Start of Dataset content

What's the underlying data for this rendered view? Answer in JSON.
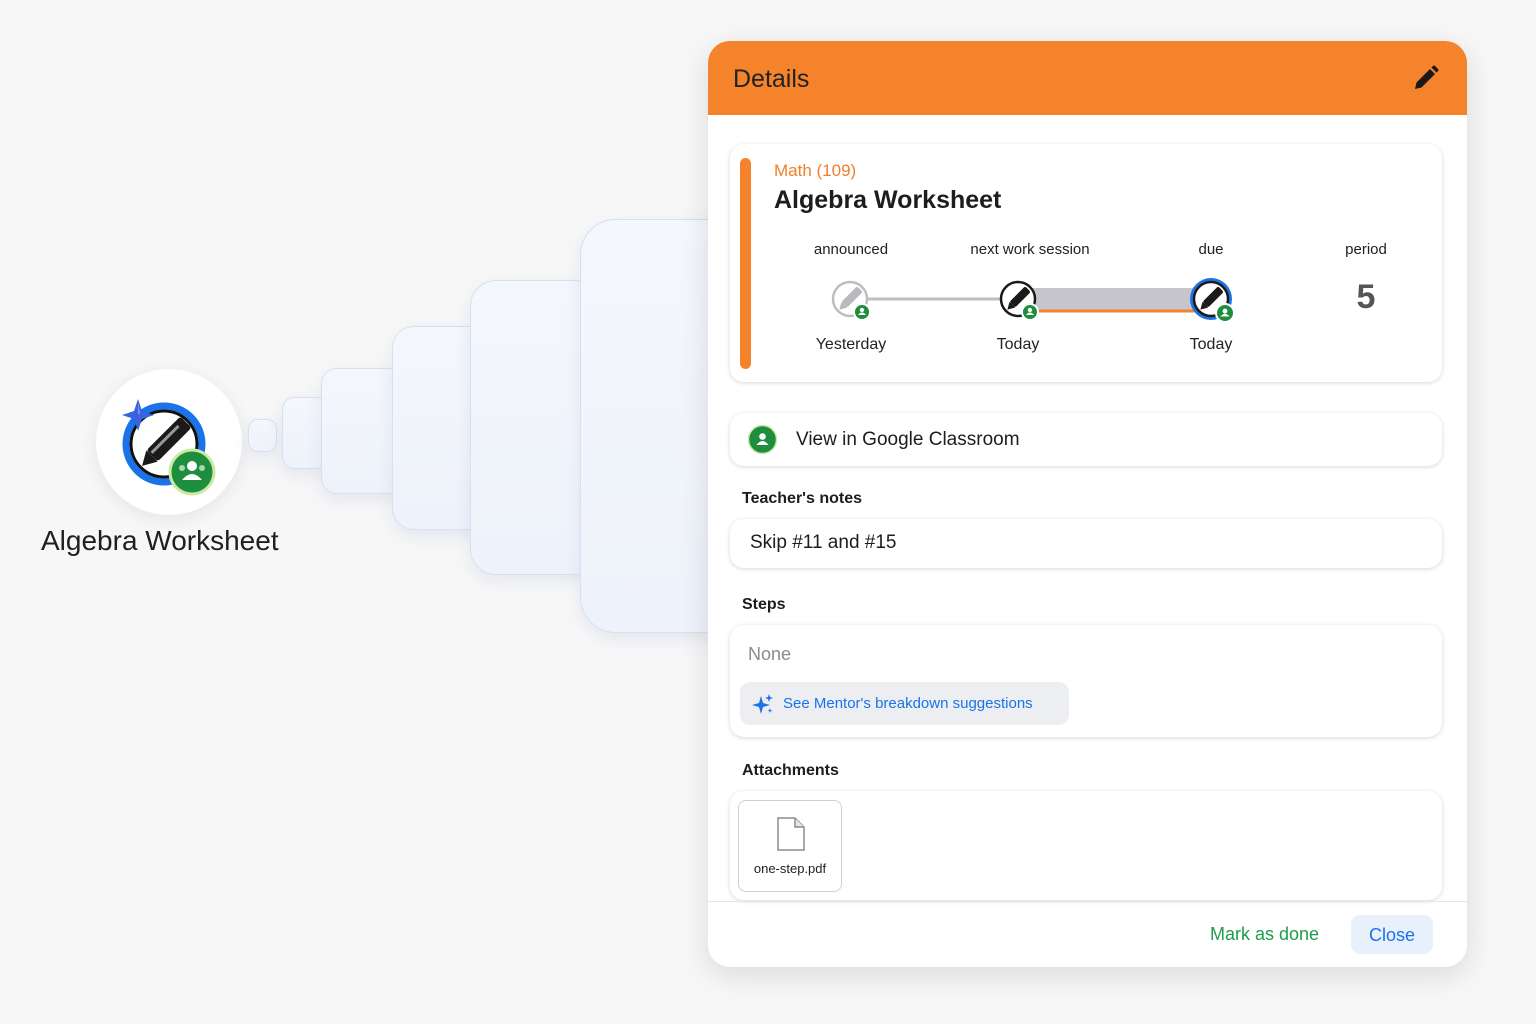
{
  "app": {
    "title": "Algebra Worksheet",
    "icon": "pencil-with-classroom-badge-icon"
  },
  "panel": {
    "title": "Details",
    "edit_icon": "pencil-icon",
    "header_color": "#f5832b"
  },
  "assignment": {
    "course": "Math (109)",
    "name": "Algebra Worksheet",
    "timeline": {
      "announced": {
        "label": "announced",
        "date": "Yesterday"
      },
      "next_session": {
        "label": "next work session",
        "date": "Today"
      },
      "due": {
        "label": "due",
        "date": "Today"
      }
    },
    "period": {
      "label": "period",
      "value": "5"
    }
  },
  "classroom_link": {
    "label": "View in Google Classroom",
    "icon": "google-classroom-icon"
  },
  "teacher_notes": {
    "heading": "Teacher's notes",
    "text": "Skip #11 and #15"
  },
  "steps": {
    "heading": "Steps",
    "value": "None",
    "suggest_label": "See Mentor's breakdown suggestions",
    "suggest_icon": "sparkle-icon"
  },
  "attachments": {
    "heading": "Attachments",
    "files": [
      {
        "name": "one-step.pdf",
        "icon": "document-icon"
      }
    ]
  },
  "footer": {
    "mark_done": "Mark as done",
    "close": "Close"
  },
  "colors": {
    "accent": "#f5832b",
    "link": "#1a73e8",
    "success": "#1e9b4b",
    "classroom_green": "#1e8e3e"
  }
}
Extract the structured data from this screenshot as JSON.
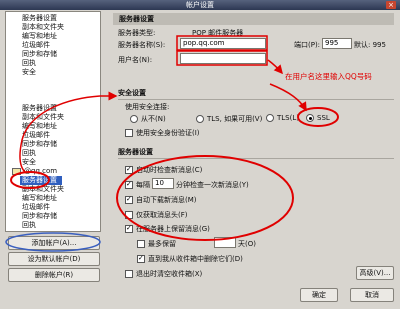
{
  "window": {
    "title": "帐户设置",
    "close_symbol": "×"
  },
  "sidebar": {
    "groups": [
      {
        "items": [
          {
            "label": "服务器设置"
          },
          {
            "label": "副本和文件夹"
          },
          {
            "label": "编写和地址"
          },
          {
            "label": "垃圾邮件"
          },
          {
            "label": "同步和存储"
          },
          {
            "label": "回执"
          },
          {
            "label": "安全"
          }
        ]
      },
      {
        "items": [
          {
            "label": "服务器设置"
          },
          {
            "label": "副本和文件夹"
          },
          {
            "label": "编写和地址"
          },
          {
            "label": "垃圾邮件"
          },
          {
            "label": "同步和存储"
          },
          {
            "label": "回执"
          },
          {
            "label": "安全"
          }
        ]
      },
      {
        "account": "@qq.com",
        "items": [
          {
            "label": "服务器设置",
            "selected": true
          },
          {
            "label": "副本和文件夹"
          },
          {
            "label": "编写和地址"
          },
          {
            "label": "垃圾邮件"
          },
          {
            "label": "同步和存储"
          },
          {
            "label": "回执"
          }
        ]
      }
    ]
  },
  "account_buttons": {
    "add": "添加帐户(A)...",
    "set_default": "设为默认帐户(D)",
    "remove": "删除帐户(R)"
  },
  "panel": {
    "title": "服务器设置",
    "server_type_label": "服务器类型:",
    "server_type_value": "POP 邮件服务器",
    "server_name_label": "服务器名称(S):",
    "server_name_value": "pop.qq.com",
    "port_label": "端口(P):",
    "port_value": "995",
    "default_port": "默认: 995",
    "username_label": "用户名(N):"
  },
  "security": {
    "title": "安全设置",
    "connection_label": "使用安全连接:",
    "options": [
      {
        "label": "从不(N)",
        "selected": false
      },
      {
        "label": "TLS, 如果可用(V)",
        "selected": false
      },
      {
        "label": "TLS(L)",
        "selected": false
      },
      {
        "label": "SSL",
        "selected": true
      }
    ],
    "secure_auth": {
      "label": "使用安全身份验证(I)",
      "checked": false
    }
  },
  "server_settings": {
    "title": "服务器设置",
    "check_on_startup": {
      "label": "启动时检查新消息(C)",
      "checked": true
    },
    "check_every": {
      "prefix": "每隔",
      "minutes": "10",
      "suffix": "分钟检查一次新消息(Y)",
      "checked": true
    },
    "auto_download": {
      "label": "自动下载新消息(M)",
      "checked": true
    },
    "headers_only": {
      "label": "仅获取消息头(F)",
      "checked": false
    },
    "leave_on_server": {
      "label": "在服务器上保留消息(G)",
      "checked": true
    },
    "keep_days": {
      "prefix": "最多保留",
      "suffix": "天(O)",
      "checked": false
    },
    "until_deleted": {
      "label": "直到我从收件箱中删除它们(D)",
      "checked": true
    },
    "empty_on_exit": {
      "label": "退出时清空收件箱(X)",
      "checked": false
    },
    "advanced": "高级(V)..."
  },
  "dialog_buttons": {
    "ok": "确定",
    "cancel": "取消"
  },
  "annotation": {
    "note": "在用户名这里输入QQ号码",
    "color": "#e00000",
    "highlight_color": "#3a5fbf"
  },
  "colors": {
    "titlebar": "#2d3853",
    "selection": "#2f5fbf",
    "background": "#d8d5cf"
  }
}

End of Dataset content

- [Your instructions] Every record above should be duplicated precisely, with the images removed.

- [Answer space]
What's the underlying data for this rendered view? Answer in JSON.
{
  "app": {
    "title": "Algebra Worksheet",
    "icon": "pencil-with-classroom-badge-icon"
  },
  "panel": {
    "title": "Details",
    "edit_icon": "pencil-icon",
    "header_color": "#f5832b"
  },
  "assignment": {
    "course": "Math (109)",
    "name": "Algebra Worksheet",
    "timeline": {
      "announced": {
        "label": "announced",
        "date": "Yesterday"
      },
      "next_session": {
        "label": "next work session",
        "date": "Today"
      },
      "due": {
        "label": "due",
        "date": "Today"
      }
    },
    "period": {
      "label": "period",
      "value": "5"
    }
  },
  "classroom_link": {
    "label": "View in Google Classroom",
    "icon": "google-classroom-icon"
  },
  "teacher_notes": {
    "heading": "Teacher's notes",
    "text": "Skip #11 and #15"
  },
  "steps": {
    "heading": "Steps",
    "value": "None",
    "suggest_label": "See Mentor's breakdown suggestions",
    "suggest_icon": "sparkle-icon"
  },
  "attachments": {
    "heading": "Attachments",
    "files": [
      {
        "name": "one-step.pdf",
        "icon": "document-icon"
      }
    ]
  },
  "footer": {
    "mark_done": "Mark as done",
    "close": "Close"
  },
  "colors": {
    "accent": "#f5832b",
    "link": "#1a73e8",
    "success": "#1e9b4b",
    "classroom_green": "#1e8e3e"
  }
}
Extract the structured data from this screenshot as JSON.
{
  "window": {
    "title": "帐户设置",
    "close_symbol": "×"
  },
  "sidebar": {
    "groups": [
      {
        "items": [
          {
            "label": "服务器设置"
          },
          {
            "label": "副本和文件夹"
          },
          {
            "label": "编写和地址"
          },
          {
            "label": "垃圾邮件"
          },
          {
            "label": "同步和存储"
          },
          {
            "label": "回执"
          },
          {
            "label": "安全"
          }
        ]
      },
      {
        "items": [
          {
            "label": "服务器设置"
          },
          {
            "label": "副本和文件夹"
          },
          {
            "label": "编写和地址"
          },
          {
            "label": "垃圾邮件"
          },
          {
            "label": "同步和存储"
          },
          {
            "label": "回执"
          },
          {
            "label": "安全"
          }
        ]
      },
      {
        "account": "@qq.com",
        "items": [
          {
            "label": "服务器设置",
            "selected": true
          },
          {
            "label": "副本和文件夹"
          },
          {
            "label": "编写和地址"
          },
          {
            "label": "垃圾邮件"
          },
          {
            "label": "同步和存储"
          },
          {
            "label": "回执"
          }
        ]
      }
    ]
  },
  "account_buttons": {
    "add": "添加帐户(A)...",
    "set_default": "设为默认帐户(D)",
    "remove": "删除帐户(R)"
  },
  "panel": {
    "title": "服务器设置",
    "server_type_label": "服务器类型:",
    "server_type_value": "POP 邮件服务器",
    "server_name_label": "服务器名称(S):",
    "server_name_value": "pop.qq.com",
    "port_label": "端口(P):",
    "port_value": "995",
    "default_port": "默认: 995",
    "username_label": "用户名(N):"
  },
  "security": {
    "title": "安全设置",
    "connection_label": "使用安全连接:",
    "options": [
      {
        "label": "从不(N)",
        "selected": false
      },
      {
        "label": "TLS, 如果可用(V)",
        "selected": false
      },
      {
        "label": "TLS(L)",
        "selected": false
      },
      {
        "label": "SSL",
        "selected": true
      }
    ],
    "secure_auth": {
      "label": "使用安全身份验证(I)",
      "checked": false
    }
  },
  "server_settings": {
    "title": "服务器设置",
    "check_on_startup": {
      "label": "启动时检查新消息(C)",
      "checked": true
    },
    "check_every": {
      "prefix": "每隔",
      "minutes": "10",
      "suffix": "分钟检查一次新消息(Y)",
      "checked": true
    },
    "auto_download": {
      "label": "自动下载新消息(M)",
      "checked": true
    },
    "headers_only": {
      "label": "仅获取消息头(F)",
      "checked": false
    },
    "leave_on_server": {
      "label": "在服务器上保留消息(G)",
      "checked": true
    },
    "keep_days": {
      "prefix": "最多保留",
      "suffix": "天(O)",
      "checked": false
    },
    "until_deleted": {
      "label": "直到我从收件箱中删除它们(D)",
      "checked": true
    },
    "empty_on_exit": {
      "label": "退出时清空收件箱(X)",
      "checked": false
    },
    "advanced": "高级(V)..."
  },
  "dialog_buttons": {
    "ok": "确定",
    "cancel": "取消"
  },
  "annotation": {
    "note": "在用户名这里输入QQ号码",
    "color": "#e00000",
    "highlight_color": "#3a5fbf"
  },
  "colors": {
    "titlebar": "#2d3853",
    "selection": "#2f5fbf",
    "background": "#d8d5cf"
  }
}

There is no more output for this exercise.